> DATA EXCERPTS:
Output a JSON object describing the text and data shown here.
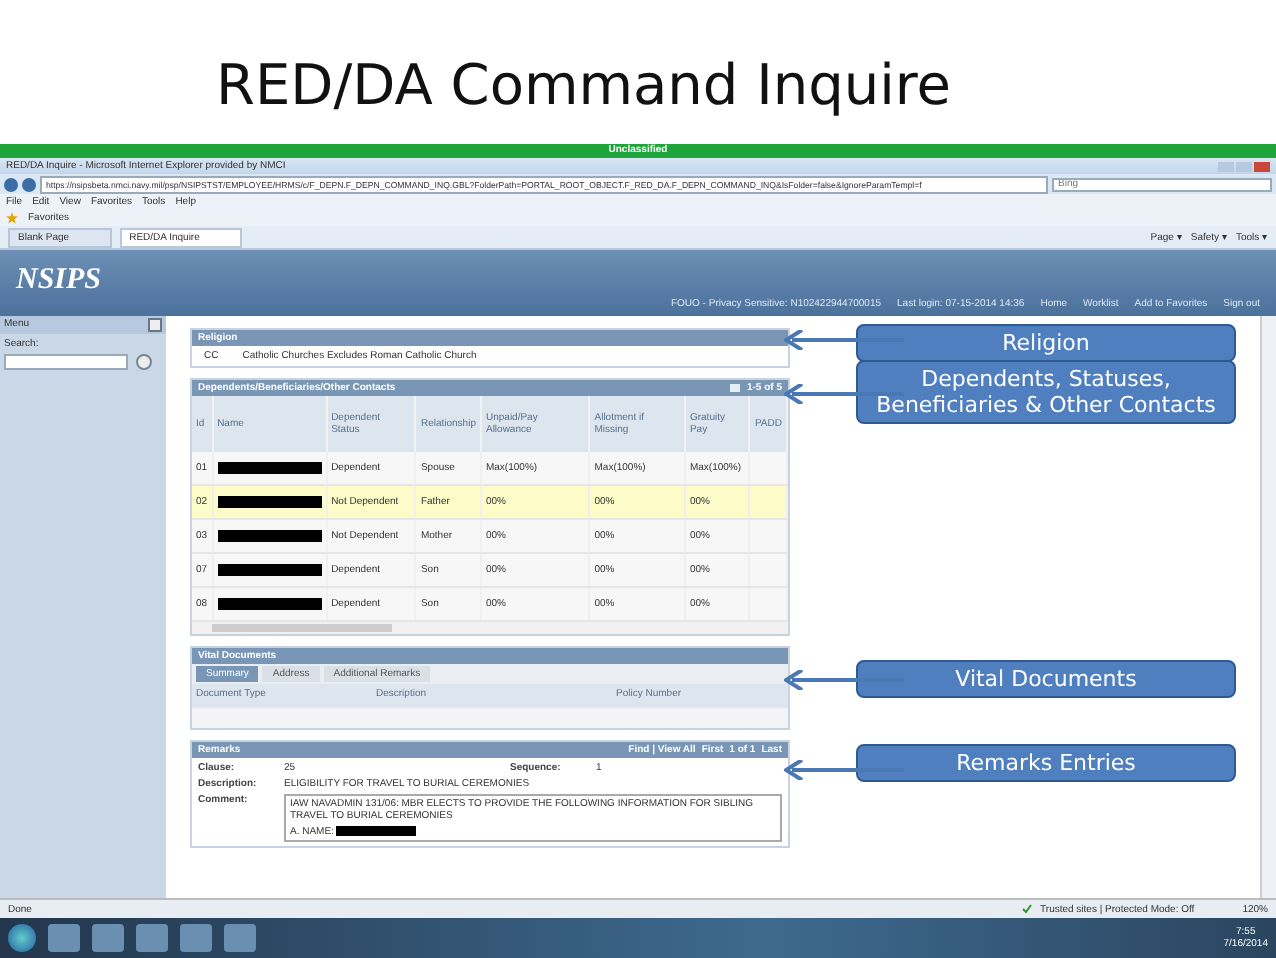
{
  "slide_title": "RED/DA Command Inquire",
  "classification": "Unclassified",
  "browser": {
    "title": "RED/DA Inquire - Microsoft Internet Explorer provided by NMCI",
    "address": "https://nsipsbeta.nmci.navy.mil/psp/NSIPSTST/EMPLOYEE/HRMS/c/F_DEPN.F_DEPN_COMMAND_INQ.GBL?FolderPath=PORTAL_ROOT_OBJECT.F_RED_DA.F_DEPN_COMMAND_INQ&IsFolder=false&IgnoreParamTempl=f",
    "search_placeholder": "Bing",
    "menu": [
      "File",
      "Edit",
      "View",
      "Favorites",
      "Tools",
      "Help"
    ],
    "favorites": "Favorites",
    "tabs": [
      {
        "label": "Blank Page",
        "selected": false
      },
      {
        "label": "RED/DA Inquire",
        "selected": true
      }
    ],
    "commands": [
      "Page ▾",
      "Safety ▾",
      "Tools ▾"
    ]
  },
  "app": {
    "logo": "NSIPS",
    "links": [
      "FOUO - Privacy Sensitive: N102422944700015",
      "Last login: 07-15-2014 14:36",
      "Home",
      "Worklist",
      "Add to Favorites",
      "Sign out"
    ],
    "menu_title": "Menu",
    "search_label": "Search:"
  },
  "religion": {
    "title": "Religion",
    "code": "CC",
    "name": "Catholic Churches Excludes Roman Catholic Church"
  },
  "dependents": {
    "title": "Dependents/Beneficiaries/Other Contacts",
    "count": "1-5 of 5",
    "columns": [
      "Id",
      "Name",
      "Dependent Status",
      "Relationship",
      "Unpaid/Pay Allowance",
      "Allotment if Missing",
      "Gratuity Pay",
      "PADD"
    ],
    "rows": [
      {
        "id": "01",
        "redacted": true,
        "status": "Dependent",
        "relationship": "Spouse",
        "allowance": "Max(100%)",
        "allotment": "Max(100%)",
        "gratuity": "Max(100%)",
        "selected": false
      },
      {
        "id": "02",
        "redacted": true,
        "status": "Not Dependent",
        "relationship": "Father",
        "allowance": "00%",
        "allotment": "00%",
        "gratuity": "00%",
        "selected": true
      },
      {
        "id": "03",
        "redacted": true,
        "status": "Not Dependent",
        "relationship": "Mother",
        "allowance": "00%",
        "allotment": "00%",
        "gratuity": "00%",
        "selected": false
      },
      {
        "id": "07",
        "redacted": true,
        "status": "Dependent",
        "relationship": "Son",
        "allowance": "00%",
        "allotment": "00%",
        "gratuity": "00%",
        "selected": false
      },
      {
        "id": "08",
        "redacted": true,
        "status": "Dependent",
        "relationship": "Son",
        "allowance": "00%",
        "allotment": "00%",
        "gratuity": "00%",
        "selected": false
      }
    ]
  },
  "vital_documents": {
    "title": "Vital Documents",
    "tabs": [
      {
        "label": "Summary",
        "selected": true
      },
      {
        "label": "Address",
        "selected": false
      },
      {
        "label": "Additional Remarks",
        "selected": false
      }
    ],
    "columns": [
      "Document Type",
      "Description",
      "Policy Number"
    ]
  },
  "remarks": {
    "title": "Remarks",
    "find": "Find | View All",
    "first": "First",
    "count": "1 of 1",
    "last": "Last",
    "clause_label": "Clause:",
    "clause": "25",
    "sequence_label": "Sequence:",
    "sequence": "1",
    "description_label": "Description:",
    "description": "ELIGIBILITY FOR TRAVEL TO BURIAL CEREMONIES",
    "comment_label": "Comment:",
    "comment": "IAW NAVADMIN 131/06: MBR ELECTS TO PROVIDE THE FOLLOWING INFORMATION FOR SIBLING TRAVEL TO BURIAL CEREMONIES",
    "comment_name_label": "A. NAME:",
    "comment_name_redacted": true
  },
  "status_bar": {
    "left": "Done",
    "zone": "Trusted sites | Protected Mode: Off",
    "zoom": "120%"
  },
  "taskbar": {
    "time": "7:55",
    "date": "7/16/2014"
  },
  "callouts": [
    "Religion",
    "Dependents, Statuses, Beneficiaries & Other Contacts",
    "Vital Documents",
    "Remarks Entries"
  ]
}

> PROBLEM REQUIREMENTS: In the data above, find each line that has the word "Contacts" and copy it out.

> YOUR RESPONSE:
    "title": "Dependents/Beneficiaries/Other Contacts",
    "Dependents, Statuses, Beneficiaries & Other Contacts",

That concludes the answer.